(What is needed): Please reproduce all of the listing below exactly and drop its images.

(Input data):

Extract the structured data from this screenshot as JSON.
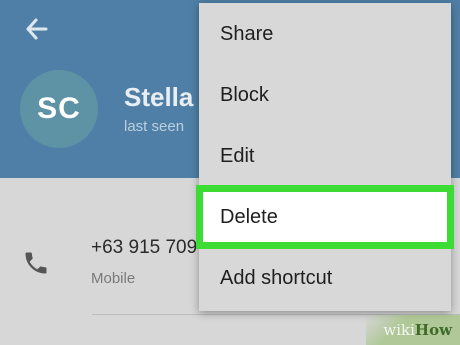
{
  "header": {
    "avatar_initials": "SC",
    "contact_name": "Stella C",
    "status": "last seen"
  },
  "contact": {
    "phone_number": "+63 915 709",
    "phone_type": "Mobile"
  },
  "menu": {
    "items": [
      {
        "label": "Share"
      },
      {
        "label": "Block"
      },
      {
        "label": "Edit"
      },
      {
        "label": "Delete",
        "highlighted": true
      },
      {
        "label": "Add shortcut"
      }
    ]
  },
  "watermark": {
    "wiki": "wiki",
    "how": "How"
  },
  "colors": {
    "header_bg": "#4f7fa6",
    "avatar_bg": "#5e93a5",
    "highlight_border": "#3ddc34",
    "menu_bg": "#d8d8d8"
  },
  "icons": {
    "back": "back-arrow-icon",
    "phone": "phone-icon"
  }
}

(Answer to the problem):
Extract the structured data from this screenshot as JSON.
{
  "header": {
    "avatar_initials": "SC",
    "contact_name": "Stella C",
    "status": "last seen"
  },
  "contact": {
    "phone_number": "+63 915 709",
    "phone_type": "Mobile"
  },
  "menu": {
    "items": [
      {
        "label": "Share"
      },
      {
        "label": "Block"
      },
      {
        "label": "Edit"
      },
      {
        "label": "Delete",
        "highlighted": true
      },
      {
        "label": "Add shortcut"
      }
    ]
  },
  "watermark": {
    "wiki": "wiki",
    "how": "How"
  },
  "colors": {
    "header_bg": "#4f7fa6",
    "avatar_bg": "#5e93a5",
    "highlight_border": "#3ddc34",
    "menu_bg": "#d8d8d8"
  },
  "icons": {
    "back": "back-arrow-icon",
    "phone": "phone-icon"
  }
}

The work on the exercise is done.